As I alluded to last week, today we begin to read Chapter Six of John’s Gospel which contains the miracle of the loaves and the discourse on the bread of life. It is a majestic and stately construction in which the evangelist has taken the only miracle story which he shares with the other evangelists and constructed around it a deep and revelatory understanding of the Eucharist and of its centrality to our life. It will take us five weeks to travel through this Chapter; we need to pay this task due heed and attention.
This week we read the account of the miracle itself, but we should always keep in mind that John engages us to recognise the signs he has placed in the narrative, as markers and pointers to guide and teach us as we make our way through the story. The first paragraph contains two important pointers: Jesus climbed the hillside and it was shortly before the Jewish feast of Passover. These two phrases should inform us of what is being suggested for the whole of the Chapter. Firstly when Jesus begins to teach, the gospels often recount how he climbed a hill. This is particularly so in Matthew; seeing the crowds he went up the hill, he sat down with the disciples and began to speak, this is what he taught them and there follows the Sermon on the Mount. So I think this image of Jesus teaching the disciples and the crowds the word is clearly meant, but attached to it is a second theme which is suggested by the reference to the feast of the Passover. Here is a prefiguring of the hill of Calvary and the passion and so from now on all that Jesus says and does with the loaves and the fish has as a context what will ultimately takes place later at another Passover in Jerusalem.
As the narrative proceeds another theme is raised which is that of testing. Philip’s question is reasonable enough, but no question in John’s gospel which is put to Jesus is simply a literal one. This question, like that of the Samaritan woman at the well, is loaded with significance. The mention of Passover tells us we are metaphorically in the desert and so we may well ask where is food to be obtained in such a place. Recall how Jesus himself, when confronted by Satan is asked a similar question – how are we to be sustained or how are we to turn stones into bread? Jesus in his discourse on the bread of life will show us that, just as he responded to Satan by replying that man does not live on bread alone but on every word that comes from the mouth of God, so we too must understand the need for something more that just nourishment to satisfy us. We need the bread of life, the word of God, the teaching of Jesus to be the sustaining ingredient which fulfils us.

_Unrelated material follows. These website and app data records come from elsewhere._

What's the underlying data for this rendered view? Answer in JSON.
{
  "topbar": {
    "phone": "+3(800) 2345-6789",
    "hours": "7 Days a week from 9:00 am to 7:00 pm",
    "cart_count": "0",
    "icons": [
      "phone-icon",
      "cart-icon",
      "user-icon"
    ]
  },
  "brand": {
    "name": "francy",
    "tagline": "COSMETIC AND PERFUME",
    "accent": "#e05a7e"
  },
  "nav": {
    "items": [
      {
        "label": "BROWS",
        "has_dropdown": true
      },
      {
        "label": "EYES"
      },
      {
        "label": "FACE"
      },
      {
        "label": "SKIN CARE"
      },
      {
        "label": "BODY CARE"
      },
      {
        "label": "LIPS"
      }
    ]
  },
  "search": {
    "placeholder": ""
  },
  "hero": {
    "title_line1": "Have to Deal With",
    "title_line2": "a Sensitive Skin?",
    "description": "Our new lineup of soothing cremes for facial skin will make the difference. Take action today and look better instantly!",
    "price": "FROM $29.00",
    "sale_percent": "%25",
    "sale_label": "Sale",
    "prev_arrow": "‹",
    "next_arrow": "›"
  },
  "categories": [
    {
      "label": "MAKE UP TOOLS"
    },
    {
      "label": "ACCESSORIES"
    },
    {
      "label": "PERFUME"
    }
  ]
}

It is Jesus himself who here, takes the bread and gives thanks (eucharistein in Greek) just as he will at the Last Supper. And it is Jesus who here distributes the loaves and the fish, just as he will distribute the bread at the Last Supper and even though this action is absent from John’s Last Supper account, the resonance is clear. What we are to concentrate our thoughts upon is Jesus as our companion, the one who shares bread with us, a bread which is his life, his body and his blood. This belief will demand serious questions of us, questions which will be vicariously raised for us over the next four weeks as we continue to journey onwards and finally be confronted with the words of Peter as he asks: Lord to whom shall we go?